**Supplied records**
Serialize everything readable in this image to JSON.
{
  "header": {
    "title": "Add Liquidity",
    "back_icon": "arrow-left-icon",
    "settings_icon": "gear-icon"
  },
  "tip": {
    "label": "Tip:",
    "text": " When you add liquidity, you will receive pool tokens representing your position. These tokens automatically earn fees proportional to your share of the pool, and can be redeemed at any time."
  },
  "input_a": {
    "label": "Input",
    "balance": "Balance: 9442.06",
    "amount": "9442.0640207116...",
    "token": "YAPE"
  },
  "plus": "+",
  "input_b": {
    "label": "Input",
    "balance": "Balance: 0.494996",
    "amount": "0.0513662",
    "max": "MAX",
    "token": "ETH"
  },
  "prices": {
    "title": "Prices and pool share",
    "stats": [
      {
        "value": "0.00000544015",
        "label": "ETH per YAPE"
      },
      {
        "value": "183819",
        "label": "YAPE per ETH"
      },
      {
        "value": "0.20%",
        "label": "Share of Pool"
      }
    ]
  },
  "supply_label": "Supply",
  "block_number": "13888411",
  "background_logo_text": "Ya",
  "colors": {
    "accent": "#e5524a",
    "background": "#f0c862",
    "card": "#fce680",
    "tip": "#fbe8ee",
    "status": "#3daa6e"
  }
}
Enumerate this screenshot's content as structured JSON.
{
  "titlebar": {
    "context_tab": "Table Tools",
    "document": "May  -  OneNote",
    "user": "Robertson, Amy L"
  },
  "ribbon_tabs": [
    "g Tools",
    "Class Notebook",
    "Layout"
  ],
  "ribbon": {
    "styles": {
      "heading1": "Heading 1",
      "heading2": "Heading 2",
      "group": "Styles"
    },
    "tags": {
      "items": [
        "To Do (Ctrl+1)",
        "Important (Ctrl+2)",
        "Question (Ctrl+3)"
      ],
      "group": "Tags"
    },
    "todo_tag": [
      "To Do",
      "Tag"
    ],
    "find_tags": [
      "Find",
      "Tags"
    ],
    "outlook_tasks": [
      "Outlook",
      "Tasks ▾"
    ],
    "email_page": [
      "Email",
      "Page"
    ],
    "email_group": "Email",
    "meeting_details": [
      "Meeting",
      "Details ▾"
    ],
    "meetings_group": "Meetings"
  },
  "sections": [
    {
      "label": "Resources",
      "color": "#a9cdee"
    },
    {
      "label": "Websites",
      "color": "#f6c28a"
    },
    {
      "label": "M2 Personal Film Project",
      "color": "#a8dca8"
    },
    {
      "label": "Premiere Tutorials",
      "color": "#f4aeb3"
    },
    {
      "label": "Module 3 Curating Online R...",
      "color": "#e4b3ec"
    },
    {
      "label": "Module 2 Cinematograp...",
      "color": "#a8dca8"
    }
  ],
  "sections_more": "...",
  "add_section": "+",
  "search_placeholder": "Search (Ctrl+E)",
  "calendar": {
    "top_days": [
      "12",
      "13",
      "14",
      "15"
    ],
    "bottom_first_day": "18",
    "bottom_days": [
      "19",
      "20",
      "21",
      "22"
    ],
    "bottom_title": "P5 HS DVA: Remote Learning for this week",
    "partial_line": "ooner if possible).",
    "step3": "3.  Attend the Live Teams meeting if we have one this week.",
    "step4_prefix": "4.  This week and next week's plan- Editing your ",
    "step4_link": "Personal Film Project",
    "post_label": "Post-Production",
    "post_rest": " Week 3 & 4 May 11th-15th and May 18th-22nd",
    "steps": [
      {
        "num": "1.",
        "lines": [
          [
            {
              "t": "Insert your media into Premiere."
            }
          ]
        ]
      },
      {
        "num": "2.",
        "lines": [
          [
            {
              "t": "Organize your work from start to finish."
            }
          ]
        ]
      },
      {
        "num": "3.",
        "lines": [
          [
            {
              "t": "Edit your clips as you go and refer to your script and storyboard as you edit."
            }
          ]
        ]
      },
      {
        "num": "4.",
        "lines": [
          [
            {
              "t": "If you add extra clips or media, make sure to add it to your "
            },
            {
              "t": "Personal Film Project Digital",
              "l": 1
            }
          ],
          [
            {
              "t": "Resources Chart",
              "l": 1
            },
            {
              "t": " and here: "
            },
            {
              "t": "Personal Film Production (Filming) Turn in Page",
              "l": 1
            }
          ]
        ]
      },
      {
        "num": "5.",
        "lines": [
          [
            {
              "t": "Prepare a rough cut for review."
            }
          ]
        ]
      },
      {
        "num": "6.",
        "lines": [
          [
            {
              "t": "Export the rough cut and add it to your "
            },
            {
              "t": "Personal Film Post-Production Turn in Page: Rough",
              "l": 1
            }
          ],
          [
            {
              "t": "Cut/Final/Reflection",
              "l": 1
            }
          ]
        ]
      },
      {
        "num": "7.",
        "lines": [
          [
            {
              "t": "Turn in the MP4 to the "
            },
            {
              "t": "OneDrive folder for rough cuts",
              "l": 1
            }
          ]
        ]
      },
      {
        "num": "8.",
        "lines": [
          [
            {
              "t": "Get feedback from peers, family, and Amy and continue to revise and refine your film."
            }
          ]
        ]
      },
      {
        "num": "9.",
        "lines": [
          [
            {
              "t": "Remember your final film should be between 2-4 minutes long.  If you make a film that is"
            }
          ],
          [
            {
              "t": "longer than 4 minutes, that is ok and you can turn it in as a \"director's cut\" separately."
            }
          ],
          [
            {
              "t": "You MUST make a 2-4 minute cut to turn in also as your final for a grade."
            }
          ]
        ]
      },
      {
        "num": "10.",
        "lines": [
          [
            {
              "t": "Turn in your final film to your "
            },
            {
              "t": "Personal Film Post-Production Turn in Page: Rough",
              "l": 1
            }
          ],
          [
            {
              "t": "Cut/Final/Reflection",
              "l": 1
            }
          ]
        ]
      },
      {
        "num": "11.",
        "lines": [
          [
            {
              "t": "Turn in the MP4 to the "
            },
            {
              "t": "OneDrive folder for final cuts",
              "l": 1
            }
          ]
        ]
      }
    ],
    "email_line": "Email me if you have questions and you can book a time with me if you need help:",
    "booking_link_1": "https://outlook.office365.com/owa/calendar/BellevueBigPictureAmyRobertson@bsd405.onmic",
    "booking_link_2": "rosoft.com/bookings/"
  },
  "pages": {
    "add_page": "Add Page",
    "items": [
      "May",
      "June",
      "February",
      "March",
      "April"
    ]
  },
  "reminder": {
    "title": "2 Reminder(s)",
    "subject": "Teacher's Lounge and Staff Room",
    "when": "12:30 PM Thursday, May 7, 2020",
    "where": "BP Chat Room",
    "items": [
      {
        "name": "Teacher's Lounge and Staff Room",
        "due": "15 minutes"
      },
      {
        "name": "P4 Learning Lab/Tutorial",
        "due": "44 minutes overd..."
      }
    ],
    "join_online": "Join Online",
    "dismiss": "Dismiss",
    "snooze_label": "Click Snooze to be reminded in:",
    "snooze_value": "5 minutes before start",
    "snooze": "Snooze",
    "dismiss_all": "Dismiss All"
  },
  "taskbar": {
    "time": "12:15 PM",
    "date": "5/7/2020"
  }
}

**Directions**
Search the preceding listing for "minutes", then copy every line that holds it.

**Response to this exercise**
              "t": "Remember your final film should be between 2-4 minutes long.  If you make a film that is"
              "t": "longer than 4 minutes, that is ok and you can turn it in as a \"director's cut\" separately."
        "due": "15 minutes"
        "due": "44 minutes overd..."
    "snooze_value": "5 minutes before start",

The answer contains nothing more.